Top to bottom, every record is to be copied word for word.

DATA EXCERPTS:
==============================

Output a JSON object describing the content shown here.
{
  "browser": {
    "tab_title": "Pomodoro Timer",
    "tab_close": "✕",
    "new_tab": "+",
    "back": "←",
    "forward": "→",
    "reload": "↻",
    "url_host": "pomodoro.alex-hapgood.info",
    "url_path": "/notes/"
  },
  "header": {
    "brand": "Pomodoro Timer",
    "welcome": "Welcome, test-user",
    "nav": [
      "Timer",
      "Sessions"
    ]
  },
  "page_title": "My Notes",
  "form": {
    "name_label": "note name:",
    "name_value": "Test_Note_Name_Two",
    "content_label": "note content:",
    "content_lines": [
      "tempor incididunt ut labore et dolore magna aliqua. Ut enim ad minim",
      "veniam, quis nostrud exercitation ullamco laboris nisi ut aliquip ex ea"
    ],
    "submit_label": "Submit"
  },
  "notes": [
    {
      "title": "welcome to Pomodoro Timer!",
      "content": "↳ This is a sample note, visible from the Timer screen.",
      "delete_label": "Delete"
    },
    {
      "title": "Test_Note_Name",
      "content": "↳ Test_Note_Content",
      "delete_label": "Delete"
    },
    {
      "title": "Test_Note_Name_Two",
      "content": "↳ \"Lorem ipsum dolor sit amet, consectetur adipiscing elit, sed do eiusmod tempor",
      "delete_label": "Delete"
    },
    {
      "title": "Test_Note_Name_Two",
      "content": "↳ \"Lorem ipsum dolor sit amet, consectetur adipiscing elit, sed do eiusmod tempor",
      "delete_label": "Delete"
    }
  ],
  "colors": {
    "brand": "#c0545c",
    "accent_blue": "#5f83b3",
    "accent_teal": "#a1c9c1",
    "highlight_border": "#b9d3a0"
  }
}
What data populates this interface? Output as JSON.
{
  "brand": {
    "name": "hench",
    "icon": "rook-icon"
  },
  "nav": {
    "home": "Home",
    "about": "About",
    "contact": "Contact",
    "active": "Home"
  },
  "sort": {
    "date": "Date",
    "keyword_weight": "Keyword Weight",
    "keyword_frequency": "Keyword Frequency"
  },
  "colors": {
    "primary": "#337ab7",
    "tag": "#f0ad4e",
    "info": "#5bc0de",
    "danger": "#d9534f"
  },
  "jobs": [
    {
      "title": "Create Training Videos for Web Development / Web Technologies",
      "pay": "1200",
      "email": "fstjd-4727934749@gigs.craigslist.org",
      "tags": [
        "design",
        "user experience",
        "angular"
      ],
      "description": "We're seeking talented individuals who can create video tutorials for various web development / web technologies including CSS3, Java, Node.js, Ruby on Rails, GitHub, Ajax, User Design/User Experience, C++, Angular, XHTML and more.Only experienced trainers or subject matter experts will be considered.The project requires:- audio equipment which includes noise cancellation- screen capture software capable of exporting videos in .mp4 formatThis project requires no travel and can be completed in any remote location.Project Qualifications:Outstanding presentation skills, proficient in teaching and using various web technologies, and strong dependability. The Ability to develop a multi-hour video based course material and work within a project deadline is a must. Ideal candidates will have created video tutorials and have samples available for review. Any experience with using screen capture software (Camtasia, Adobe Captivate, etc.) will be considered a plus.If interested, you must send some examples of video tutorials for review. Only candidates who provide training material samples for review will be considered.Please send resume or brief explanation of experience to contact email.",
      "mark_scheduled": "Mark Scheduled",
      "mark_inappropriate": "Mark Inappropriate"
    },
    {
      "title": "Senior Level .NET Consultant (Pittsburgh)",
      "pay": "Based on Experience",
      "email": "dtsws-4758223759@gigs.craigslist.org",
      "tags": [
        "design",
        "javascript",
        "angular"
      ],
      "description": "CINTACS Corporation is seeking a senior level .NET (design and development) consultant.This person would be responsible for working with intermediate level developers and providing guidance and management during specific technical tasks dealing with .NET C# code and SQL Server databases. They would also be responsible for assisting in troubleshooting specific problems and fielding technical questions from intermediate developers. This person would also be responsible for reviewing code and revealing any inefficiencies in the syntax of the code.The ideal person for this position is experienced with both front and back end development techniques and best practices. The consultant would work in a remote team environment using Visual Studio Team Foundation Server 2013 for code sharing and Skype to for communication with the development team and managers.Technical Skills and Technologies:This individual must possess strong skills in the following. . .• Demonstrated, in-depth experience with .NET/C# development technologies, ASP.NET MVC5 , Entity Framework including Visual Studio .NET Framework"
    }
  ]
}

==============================

REPLY:
Output a JSON object describing the content shown here.
{
  "browser": {
    "tab_title": "Pomodoro Timer",
    "tab_close": "✕",
    "new_tab": "+",
    "back": "←",
    "forward": "→",
    "reload": "↻",
    "url_host": "pomodoro.alex-hapgood.info",
    "url_path": "/notes/"
  },
  "header": {
    "brand": "Pomodoro Timer",
    "welcome": "Welcome, test-user",
    "nav": [
      "Timer",
      "Sessions"
    ]
  },
  "page_title": "My Notes",
  "form": {
    "name_label": "note name:",
    "name_value": "Test_Note_Name_Two",
    "content_label": "note content:",
    "content_lines": [
      "tempor incididunt ut labore et dolore magna aliqua. Ut enim ad minim",
      "veniam, quis nostrud exercitation ullamco laboris nisi ut aliquip ex ea"
    ],
    "submit_label": "Submit"
  },
  "notes": [
    {
      "title": "welcome to Pomodoro Timer!",
      "content": "↳ This is a sample note, visible from the Timer screen.",
      "delete_label": "Delete"
    },
    {
      "title": "Test_Note_Name",
      "content": "↳ Test_Note_Content",
      "delete_label": "Delete"
    },
    {
      "title": "Test_Note_Name_Two",
      "content": "↳ \"Lorem ipsum dolor sit amet, consectetur adipiscing elit, sed do eiusmod tempor",
      "delete_label": "Delete"
    },
    {
      "title": "Test_Note_Name_Two",
      "content": "↳ \"Lorem ipsum dolor sit amet, consectetur adipiscing elit, sed do eiusmod tempor",
      "delete_label": "Delete"
    }
  ],
  "colors": {
    "brand": "#c0545c",
    "accent_blue": "#5f83b3",
    "accent_teal": "#a1c9c1",
    "highlight_border": "#b9d3a0"
  }
}
What data populates this interface? Output as JSON.
{
  "brand": {
    "name": "hench",
    "icon": "rook-icon"
  },
  "nav": {
    "home": "Home",
    "about": "About",
    "contact": "Contact",
    "active": "Home"
  },
  "sort": {
    "date": "Date",
    "keyword_weight": "Keyword Weight",
    "keyword_frequency": "Keyword Frequency"
  },
  "colors": {
    "primary": "#337ab7",
    "tag": "#f0ad4e",
    "info": "#5bc0de",
    "danger": "#d9534f"
  },
  "jobs": [
    {
      "title": "Create Training Videos for Web Development / Web Technologies",
      "pay": "1200",
      "email": "fstjd-4727934749@gigs.craigslist.org",
      "tags": [
        "design",
        "user experience",
        "angular"
      ],
      "description": "We're seeking talented individuals who can create video tutorials for various web development / web technologies including CSS3, Java, Node.js, Ruby on Rails, GitHub, Ajax, User Design/User Experience, C++, Angular, XHTML and more.Only experienced trainers or subject matter experts will be considered.The project requires:- audio equipment which includes noise cancellation- screen capture software capable of exporting videos in .mp4 formatThis project requires no travel and can be completed in any remote location.Project Qualifications:Outstanding presentation skills, proficient in teaching and using various web technologies, and strong dependability. The Ability to develop a multi-hour video based course material and work within a project deadline is a must. Ideal candidates will have created video tutorials and have samples available for review. Any experience with using screen capture software (Camtasia, Adobe Captivate, etc.) will be considered a plus.If interested, you must send some examples of video tutorials for review. Only candidates who provide training material samples for review will be considered.Please send resume or brief explanation of experience to contact email.",
      "mark_scheduled": "Mark Scheduled",
      "mark_inappropriate": "Mark Inappropriate"
    },
    {
      "title": "Senior Level .NET Consultant (Pittsburgh)",
      "pay": "Based on Experience",
      "email": "dtsws-4758223759@gigs.craigslist.org",
      "tags": [
        "design",
        "javascript",
        "angular"
      ],
      "description": "CINTACS Corporation is seeking a senior level .NET (design and development) consultant.This person would be responsible for working with intermediate level developers and providing guidance and management during specific technical tasks dealing with .NET C# code and SQL Server databases. They would also be responsible for assisting in troubleshooting specific problems and fielding technical questions from intermediate developers. This person would also be responsible for reviewing code and revealing any inefficiencies in the syntax of the code.The ideal person for this position is experienced with both front and back end development techniques and best practices. The consultant would work in a remote team environment using Visual Studio Team Foundation Server 2013 for code sharing and Skype to for communication with the development team and managers.Technical Skills and Technologies:This individual must possess strong skills in the following. . .• Demonstrated, in-depth experience with .NET/C# development technologies, ASP.NET MVC5 , Entity Framework including Visual Studio .NET Framework"
    }
  ]
}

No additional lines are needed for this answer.